Nisha Sahay

Access Type

Open Access Dissertation

Date of Award


Degree Type


Degree Name



Biochemistry and Molecular Biology

First Advisor

Dr. David R. Evans

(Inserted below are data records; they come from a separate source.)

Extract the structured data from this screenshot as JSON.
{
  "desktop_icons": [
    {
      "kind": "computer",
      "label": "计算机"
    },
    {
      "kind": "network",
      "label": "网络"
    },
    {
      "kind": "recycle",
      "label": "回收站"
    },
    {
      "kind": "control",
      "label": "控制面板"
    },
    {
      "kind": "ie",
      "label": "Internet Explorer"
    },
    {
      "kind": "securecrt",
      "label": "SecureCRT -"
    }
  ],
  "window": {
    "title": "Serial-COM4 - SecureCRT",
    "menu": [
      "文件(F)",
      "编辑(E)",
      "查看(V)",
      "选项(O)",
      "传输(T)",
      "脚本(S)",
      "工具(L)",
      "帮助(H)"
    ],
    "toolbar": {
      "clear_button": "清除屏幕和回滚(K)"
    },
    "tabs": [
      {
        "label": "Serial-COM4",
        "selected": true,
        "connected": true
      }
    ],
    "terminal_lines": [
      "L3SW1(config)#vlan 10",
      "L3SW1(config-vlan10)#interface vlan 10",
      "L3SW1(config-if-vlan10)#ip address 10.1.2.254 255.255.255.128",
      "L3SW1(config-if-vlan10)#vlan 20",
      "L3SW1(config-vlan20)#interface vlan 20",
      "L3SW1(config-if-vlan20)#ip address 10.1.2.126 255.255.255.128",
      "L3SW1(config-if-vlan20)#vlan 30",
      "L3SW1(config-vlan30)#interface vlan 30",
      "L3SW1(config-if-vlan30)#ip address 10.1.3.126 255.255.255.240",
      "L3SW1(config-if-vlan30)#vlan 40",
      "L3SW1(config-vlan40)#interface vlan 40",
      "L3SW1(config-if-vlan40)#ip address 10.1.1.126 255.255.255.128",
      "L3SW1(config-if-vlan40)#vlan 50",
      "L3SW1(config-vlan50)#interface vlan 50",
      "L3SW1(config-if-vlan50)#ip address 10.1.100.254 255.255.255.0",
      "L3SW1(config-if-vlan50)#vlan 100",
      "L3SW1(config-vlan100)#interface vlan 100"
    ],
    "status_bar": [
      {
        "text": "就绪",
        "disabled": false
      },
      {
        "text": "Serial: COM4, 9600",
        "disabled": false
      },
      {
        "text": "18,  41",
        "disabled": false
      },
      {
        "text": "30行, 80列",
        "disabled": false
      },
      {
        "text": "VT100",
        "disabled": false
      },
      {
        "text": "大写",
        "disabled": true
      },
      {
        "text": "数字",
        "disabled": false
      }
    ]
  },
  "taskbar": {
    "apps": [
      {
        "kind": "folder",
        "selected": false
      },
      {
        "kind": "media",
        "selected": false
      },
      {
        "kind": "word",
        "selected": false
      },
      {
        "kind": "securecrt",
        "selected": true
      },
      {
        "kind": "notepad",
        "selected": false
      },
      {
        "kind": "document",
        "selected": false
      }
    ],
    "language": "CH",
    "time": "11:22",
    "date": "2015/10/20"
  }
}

Pyrimidine nucleotides play a central role in cellular regulation. Most cells have two pathways to fulfill their pyrimidine nucleotide pools: the de novo and the salvage pathway. The de novo pyrimidine pathway begins with glutamine, ATP and bicarbonate, and through six-enzymatic steps yields uridine monophosphate (UMP). In mammals, the first three activities i.e. the glutamine-dependent carbamoyl phosphate synthetase (CPSase), aspartate transcarbamoylase (ATCase), and dihydroorotase (DHOase) are carried on a single 240-kDa polypeptide chain called CAD. Carbamoyl phosphate synthetase (CPSase), the first enzyme in the pathway catalyzes the synthesis of carbamoyl phosphate from two moles of ATP, bicarbonate, and ammonia derived from the hydrolysis of glutamine. The CPSase domain consists of two homologous halves, CPS.A and CPS.B, each of which is functionally equivalent, and as a homodimer can catalyze the overall CPSase reaction. Each of the two halves is further subdivided into subdomains A1, A2, A3, and B1, B2, and B3. CPSase is the locus of allosteric control in the mammalian de novo pathway. It undergoes feedback inhibition by UTP and activation by PRPP, a purine precursor that coordinates purine and pyrimidine biosynthesis, and by cAMP-dependent protein kinase phosphorylation. Several lines of evidence have demonstrated that the carboxyl end (B3) of the CPSase molecule is involved in allosteric regulation. My dissertation project involved the characterization of the B3 region. A chimera consisting of E. coli subdomains A1 and A2 fused to the mammalian B3 was constructed. Presence of the regulatory domain, B3, placed the CPS.A domain under allosteric control, demonstrating that the B3 domain behaves as an exchangeable ligand-binding module. The B3 domain was subsequently subcloned and expressed as a 26.7 kDa histidine-tagged recombinant. Binding studies with enzymatically synthesized, radiolabeled PRPP, demonstrated that the regulatory domain functioned as an autonomously folded, stable subdomain that bound PRPP. UTP binding was measured indirectly as an effect on PRPP binding. The regulatory domain formed a stoichiometric complex with the independently expressed CPS.A recombinant. The resulting hybrid was catalytically active and responded to allosteric effectors demonstrating that signals generated by the binding of effectors to B3 were transmitted to the CPS.A active site.